Above all, you must be willing to manage all prescriptions and not write or recommend more than is needed. You must also be willing to work with other health care professionals whenever necessary in order to ensure your patients receive the best care available. To help you address the opioid epidemic in your area, you should consider:

  • Limiting the quantity of prescription opioids;
  • Recommending non-opioid alternatives for chronic pain management;
  • Being thorough with patients during follow-up appointments;
  • Teaming up with pharmacists and checking their state’s PDMP;
  • Raising awareness of opioid misuse and abuse among patients and their families;
  • Identifying and educating patients at high risk of opioid addiction;
  • Educating patients about chronic pain management treatments;
  • Learning to recognize signs of excessive opioid use;
  • Providing medical expertise among your community;
  • Working closely with organizations in your community to raise awareness about the opioid epidemic;
  • Being open to new approaches that involve health care expertise in prescription opioids;

Opioids can be the best treatment approach for a number of patients with pain; however, their widespread misuse has started to spiral out of control. Therefore, electronic prescribing and patient monitoring programs have become a universal use in identifying and preventing drug misuse. Such tools have the abilities to predict trends and ensure patients’ pain is thoroughly reviewed and properly managed. While the population of patients who require long-term opioid use is relatively small, there are those who are vulnerable to drug misuse and abuse. This is where you come in. As a physician, you have an obligation to provide patients’ relief from suffering, but it must also be equally balanced with your obligation not to expose patients to addiction or create opportunities for drug misuse. You must take into account rights, responsibilities, and moral values, henceforth engaging in an ethical framework to make appropriate decisions when it comes to opioid prescribing. Not all types of pain respond well to drug-related treatments and there are several measures that you can recommend to relieve symptoms and improve quality of life without the use of opioids.
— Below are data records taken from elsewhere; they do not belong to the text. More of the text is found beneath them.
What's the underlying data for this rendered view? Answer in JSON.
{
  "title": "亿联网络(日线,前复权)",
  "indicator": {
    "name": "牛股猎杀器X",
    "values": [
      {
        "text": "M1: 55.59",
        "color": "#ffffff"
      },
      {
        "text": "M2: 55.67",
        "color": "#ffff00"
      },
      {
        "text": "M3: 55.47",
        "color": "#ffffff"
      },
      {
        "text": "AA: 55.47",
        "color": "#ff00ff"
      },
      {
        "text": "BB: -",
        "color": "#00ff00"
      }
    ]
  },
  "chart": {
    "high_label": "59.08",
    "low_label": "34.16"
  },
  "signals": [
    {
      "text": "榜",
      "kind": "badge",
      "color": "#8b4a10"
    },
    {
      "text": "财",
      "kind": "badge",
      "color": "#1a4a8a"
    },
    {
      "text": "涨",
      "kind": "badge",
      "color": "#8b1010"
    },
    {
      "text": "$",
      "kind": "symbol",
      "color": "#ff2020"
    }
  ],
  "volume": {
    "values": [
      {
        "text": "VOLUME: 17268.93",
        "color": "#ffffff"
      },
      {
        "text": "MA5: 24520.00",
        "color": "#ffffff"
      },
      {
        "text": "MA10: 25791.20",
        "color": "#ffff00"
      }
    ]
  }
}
By educating your patients, you can help them to understand the risks of certain treatments, all the while establishing solid physician-patient relationships with respect to medical decisions and recommendations.